IPTV: reduce TCO - sslvipsuperbox.com
In the past four years, IPTV technology has experienced tremendous
development. This technology has evolved from the original concept to
the edge of commercial deployment. There are several reasons for this
progress. First, telecom service providers understand that they must
provide competitive services to offset the decline in the number of
fixed line subscribers. Secondly, consumers put forward higher
requirements for interactive and personalized TV services. Third, the
technology needed to make IPTV a reality has matured.
Now IPTV has become a reality, and the industry's argument has changed from "this will never work" to "how long can I get it?"? "However, few people have mentioned the different ways to build IPTV platform architecture and the resources to operate and maintain these architectures. It's time for the industry to address the total cost of ownership (TCO) of operating and maintaining IPTV services, while fully understanding the different IPTV options available and the TCO associated with each option.
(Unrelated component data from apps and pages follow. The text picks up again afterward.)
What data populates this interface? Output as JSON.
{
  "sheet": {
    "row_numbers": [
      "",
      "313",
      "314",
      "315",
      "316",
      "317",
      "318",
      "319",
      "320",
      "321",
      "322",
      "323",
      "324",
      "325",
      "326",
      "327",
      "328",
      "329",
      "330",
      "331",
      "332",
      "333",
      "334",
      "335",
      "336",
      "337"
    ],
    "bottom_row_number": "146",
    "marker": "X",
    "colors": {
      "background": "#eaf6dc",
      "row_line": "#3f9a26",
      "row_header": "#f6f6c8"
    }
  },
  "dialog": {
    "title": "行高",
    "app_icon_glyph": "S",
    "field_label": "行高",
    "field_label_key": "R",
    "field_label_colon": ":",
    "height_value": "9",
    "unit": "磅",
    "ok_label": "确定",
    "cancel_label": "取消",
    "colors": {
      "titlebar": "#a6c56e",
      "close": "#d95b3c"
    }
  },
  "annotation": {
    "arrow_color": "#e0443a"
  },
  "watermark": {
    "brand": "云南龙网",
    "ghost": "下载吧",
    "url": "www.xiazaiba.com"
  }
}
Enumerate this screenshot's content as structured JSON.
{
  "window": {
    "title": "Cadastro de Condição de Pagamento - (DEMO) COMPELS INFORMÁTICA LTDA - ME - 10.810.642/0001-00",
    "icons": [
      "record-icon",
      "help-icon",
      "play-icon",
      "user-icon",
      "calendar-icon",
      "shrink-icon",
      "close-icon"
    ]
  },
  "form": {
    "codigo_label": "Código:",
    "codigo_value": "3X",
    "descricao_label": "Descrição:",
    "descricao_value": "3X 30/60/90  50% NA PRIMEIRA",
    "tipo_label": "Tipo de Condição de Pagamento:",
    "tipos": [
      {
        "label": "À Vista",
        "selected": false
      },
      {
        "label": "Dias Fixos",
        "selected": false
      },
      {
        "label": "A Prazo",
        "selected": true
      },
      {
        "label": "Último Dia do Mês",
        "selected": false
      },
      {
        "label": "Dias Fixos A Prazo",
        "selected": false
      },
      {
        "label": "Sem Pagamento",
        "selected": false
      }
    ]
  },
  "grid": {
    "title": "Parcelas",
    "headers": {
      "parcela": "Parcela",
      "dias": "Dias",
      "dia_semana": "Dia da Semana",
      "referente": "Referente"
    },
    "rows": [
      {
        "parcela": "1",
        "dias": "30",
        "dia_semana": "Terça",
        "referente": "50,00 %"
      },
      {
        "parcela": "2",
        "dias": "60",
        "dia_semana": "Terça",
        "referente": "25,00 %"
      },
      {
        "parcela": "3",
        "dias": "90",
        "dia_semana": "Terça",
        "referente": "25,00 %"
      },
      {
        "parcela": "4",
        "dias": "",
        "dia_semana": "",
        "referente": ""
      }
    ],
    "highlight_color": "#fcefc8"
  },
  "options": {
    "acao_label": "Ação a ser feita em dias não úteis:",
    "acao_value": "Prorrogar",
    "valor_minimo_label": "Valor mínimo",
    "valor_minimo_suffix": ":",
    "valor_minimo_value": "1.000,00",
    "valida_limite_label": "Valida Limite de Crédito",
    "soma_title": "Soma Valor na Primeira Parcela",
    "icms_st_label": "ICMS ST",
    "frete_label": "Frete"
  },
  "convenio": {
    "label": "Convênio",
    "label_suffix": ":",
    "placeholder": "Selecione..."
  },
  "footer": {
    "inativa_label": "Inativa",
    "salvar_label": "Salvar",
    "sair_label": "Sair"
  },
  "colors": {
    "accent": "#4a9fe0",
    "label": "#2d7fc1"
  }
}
IPTV service model
In today's market, there are basically two kinds of IPTV services. The first is the heterogeneous approach, in which multiple vendors provide different components of solutions, usually one or more system integrators provide services that bind these heterogeneous solutions to a single service delivery solution. In this approach, operations management is usually layered on top of the service delivery system afterwards. The second is a homogenous approach, where a single
solution provider designs, builds, tests, validates, and supports IPTV service delivery and operations management solutions.
It is believed that both methods can provide IPTV users with similar service experience. However, the TCO associated with each service delivery method is quite different. There are several factors affecting the total cost of ownership of
IPTV delivery platform, including:
To provide consumers with the content acquisition cost of the best TV programs; OPEX for developing, continuously delivering and maintaining the service delivery infrastructure; and capex for service delivery hardware, software and network infrastructure.
Content acquisition costs vary based on the revenue opportunities that service providers can offer content providers. Typically, content costs are based on the number of subscribers. However, the expanded service offering opportunities
offered by IPTV may change this. For example, if IPTV services offer subscribers the opportunity to choose alternate camera feeds from sporting events, content providers who own those feeds may charge a higher fee for content.
There may be some changes in the pricing of content delivered through IPTV. However, service providers may pass on these additional content fees in the form of higher subscription fees, so the net impact of any content cost change on TCO
can be ignored. Therefore, as far as this article is concerned, content cost is not a key part of TCO calculation.
Hidden beneath the surface, and often covered by license costs, are the setup and operational costs of content delivery. A digital stream or file is irrelevant unless it is associated with enough metadata to describe it.
For example, suppose a service provider pays a specific fee to authorize the use of a channel. Program information (such as start time, end time, and program description) is the more obvious element in the metadata that must be managed.
Associating a digital stream generated by an encoder with a multicast address, assigning a network identifier to transmit the stream over the network, and connecting a license key that allows subscribers to access the channel are metadata elements that must also be managed. In general, a digital file and all the metadata needed to deliver this channel are called services. There are costs associated with maintenance and operational services.
Some operational costs will be start-up costs, such as those associated with initial deployment and integration of IPTV infrastructure with existing business support systems (BSS) and operational support systems (OSS). Other operating
expenses are ongoing, including the cost of day-to-day monitoring and management of infrastructure.
In addition, OPEX will be the result of a decision to change or develop a service delivery network. These fees are project related, but when upgrading or developing a service delivery network, a pre-determined decision about how the service provider will deliver IPTV services can lead to higher operating costs and more complex projects. These downstream costs must be included in the TCO equation.